Recent incidents of road rage have made news locally, especially because these cases have resulted in the victims being gunned down on the highway. Since the beginning of the pandemic, we have seen a sharp increase of these cases; perhaps because the pandemic has introduced new stressors into people’s lives or exacerbated existing ones. Aggressive, careless driving is defined as the operation of a vehicle that puts people in danger.  

Although some of these highway shootings seem to be targeted, we are seeing random events on our roads. Maybe the accessibility of firearms in the glove compartment or center console drives a motorist to pull out their weapon and threaten, or act upon their threat, against another driver. Regardless, aggressive driving puts not only the target in danger, but those around as well.  

Remember that driving is a privilege and not a right. When you get behind the wheel of a car, you can be technically driving a lethal weapon, specifically if used to purposely do harm.  

There are some factors that could contribute to road rage incidents such as heavy traffic, running late (which can make drivers impatient), disregard for others and the law, and habitual or learned behavior (for some drivers, aggressive driving may be the norm).  

The most common forms of road rage include: tailgating, yelling, honking in anger, making angry gestures, blocking other vehicles from changing lanes, purposely cutting off other vehicles, getting out of the car to confront another driver, or deliberately bumping/ramming another vehicle.  
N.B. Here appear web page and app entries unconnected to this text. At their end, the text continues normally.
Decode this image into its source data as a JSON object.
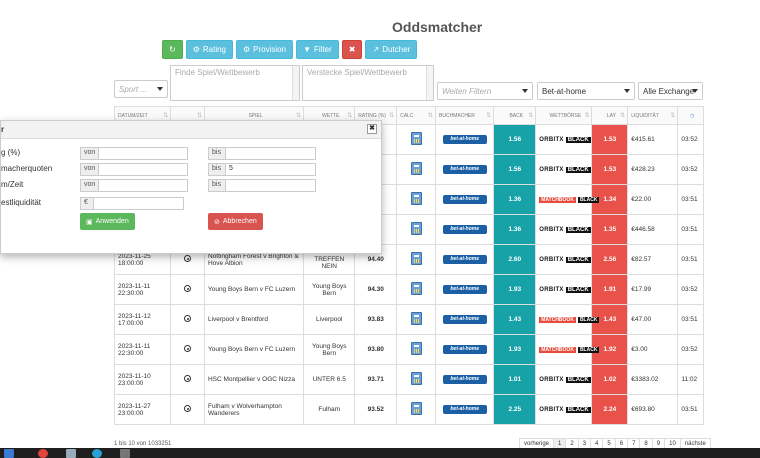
{
  "title": "Oddsmatcher",
  "toolbar": {
    "refresh_icon": "refresh-icon",
    "rating": "Rating",
    "provision": "Provision",
    "filter": "Filter",
    "clear_icon": "x-icon",
    "dutcher": "Dutcher"
  },
  "filters": {
    "sport_placeholder": "Sport ...",
    "find_placeholder": "Finde Spiel/Wettbewerb",
    "hide_placeholder": "Verstecke Spiel/Wettbewerb",
    "more_placeholder": "Weiten Filtern",
    "bookmaker": "Bet-at-home",
    "exchange": "Alle Exchange"
  },
  "columns": [
    "DATUM/ZEIT",
    "",
    "SPIEL",
    "WETTE",
    "RATING (%)",
    "CALC",
    "BUCHMACHER",
    "BACK",
    "WETTBÖRSE",
    "LAY",
    "LIQUIDITÄT",
    ""
  ],
  "rows": [
    {
      "date": "",
      "time": "",
      "game": "",
      "bet": "",
      "rating": "",
      "back": "1.56",
      "exchange": "orbitx",
      "lay": "1.53",
      "liq": "€415.61",
      "upd": "03:52"
    },
    {
      "date": "",
      "time": "",
      "game": "",
      "bet": "",
      "rating": "",
      "back": "1.56",
      "exchange": "orbitx",
      "lay": "1.53",
      "liq": "€428.23",
      "upd": "03:52"
    },
    {
      "date": "",
      "time": "",
      "game": "",
      "bet": "",
      "rating": "",
      "back": "1.36",
      "exchange": "matchbook",
      "lay": "1.34",
      "liq": "€22.00",
      "upd": "03:51"
    },
    {
      "date": "",
      "time": "",
      "game": "",
      "bet": "",
      "rating": "",
      "back": "1.36",
      "exchange": "orbitx",
      "lay": "1.35",
      "liq": "€446.58",
      "upd": "03:51"
    },
    {
      "date": "2023-11-25",
      "time": "18:00:00",
      "game": "Nottingham Forest v Brighton & Hove Albion",
      "bet": "BEIDE TREFFEN NEIN",
      "rating": "94.40",
      "back": "2.60",
      "exchange": "orbitx",
      "lay": "2.56",
      "liq": "€82.57",
      "upd": "03:51"
    },
    {
      "date": "2023-11-11",
      "time": "22:30:00",
      "game": "Young Boys Bern v FC Luzern",
      "bet": "Young Boys Bern",
      "rating": "94.30",
      "back": "1.93",
      "exchange": "orbitx",
      "lay": "1.91",
      "liq": "€17.99",
      "upd": "03:52"
    },
    {
      "date": "2023-11-12",
      "time": "17:00:00",
      "game": "Liverpool v Brentford",
      "bet": "Liverpool",
      "rating": "93.83",
      "back": "1.43",
      "exchange": "matchbook",
      "lay": "1.43",
      "liq": "€47.00",
      "upd": "03:51"
    },
    {
      "date": "2023-11-11",
      "time": "22:30:00",
      "game": "Young Boys Bern v FC Luzern",
      "bet": "Young Boys Bern",
      "rating": "93.80",
      "back": "1.93",
      "exchange": "matchbook",
      "lay": "1.92",
      "liq": "€3.00",
      "upd": "03:52"
    },
    {
      "date": "2023-11-10",
      "time": "23:00:00",
      "game": "HSC Montpellier v OGC Nizza",
      "bet": "UNTER 6.5",
      "rating": "93.71",
      "back": "1.01",
      "exchange": "orbitx",
      "lay": "1.02",
      "liq": "€3383.02",
      "upd": "11:02"
    },
    {
      "date": "2023-11-27",
      "time": "23:00:00",
      "game": "Fulham v Wolverhampton Wanderers",
      "bet": "Fulham",
      "rating": "93.52",
      "back": "2.25",
      "exchange": "orbitx",
      "lay": "2.24",
      "liq": "€693.80",
      "upd": "03:51"
    }
  ],
  "bookmaker_logo": "bet-at-home",
  "orbitx_text": "ORBITX",
  "black_text": "BLACK",
  "matchbook_text": "MATCHBOOK",
  "footer": "1 bis 10 von 1033251",
  "pager": {
    "prev": "vorherige",
    "pages": [
      "1",
      "2",
      "3",
      "4",
      "5",
      "6",
      "7",
      "8",
      "9",
      "10"
    ],
    "next": "nächste"
  },
  "modal": {
    "title": "r",
    "rows": [
      {
        "label": "g (%)",
        "from_addon": "von",
        "from": "",
        "to_addon": "bis",
        "to": ""
      },
      {
        "label": "macherquoten",
        "from_addon": "von",
        "from": "",
        "to_addon": "bis",
        "to": "5"
      },
      {
        "label": "m/Zeit",
        "from_addon": "von",
        "from": "",
        "to_addon": "bis",
        "to": ""
      }
    ],
    "liq_label": "estliquidität",
    "liq_addon": "€",
    "apply": "Anwenden",
    "cancel": "Abbrechen"
  },
  "colors": {
    "back": "#17a2a8",
    "lay": "#e8524a",
    "green": "#5cb85c",
    "cyan": "#5bc0de",
    "red": "#d9534f"
  }
}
Always keep in mind to follow all traffic laws. They’ve been put in place for a reason. Don’t tailgate or use the car horn out of frustration as these actions will only increase the stress levels for everyone on the road. Don’t stop to confront another driver because it could lead to a dangerous and violent situation.  

If another driver is acting aggressive, the best way to protect ourselves is to try and get away from the situation and not engage or provoke the behavior. In fact, try not even make eye contact. It’s not worth it. Defuse the situation.  

  • Stay away. Change lanes safely or even exit the highway to keep a safe distance from the aggressor. 
  • Don’t reciprocate. Ignore the temptation to respond to the other driver. It could escalate the actions. 
  • Don’t stop. It could lead to a confrontation which could become dangerous and even worse, deadly. 
  • Watch your back. Keep your doors locked, windows up, and drive to the nearest police station or highly trafficked area.  
  • Call 911 if you feel threatened or in danger. 

We can all do our part to keep the streets and highways a safe place to travel in.  

To contact our office, call 305-470-1670 or visit our website at  

Until next time, be aware, make good choices, and be safe! 

Written by: Alina Lopez

Citizen’s Crime Watch of Miami-Dade

Citizens’ Crime Watch is a nonprofit county-wide crime prevention program funded by the Miami-Dade Board of County Commissioners, grants and donations.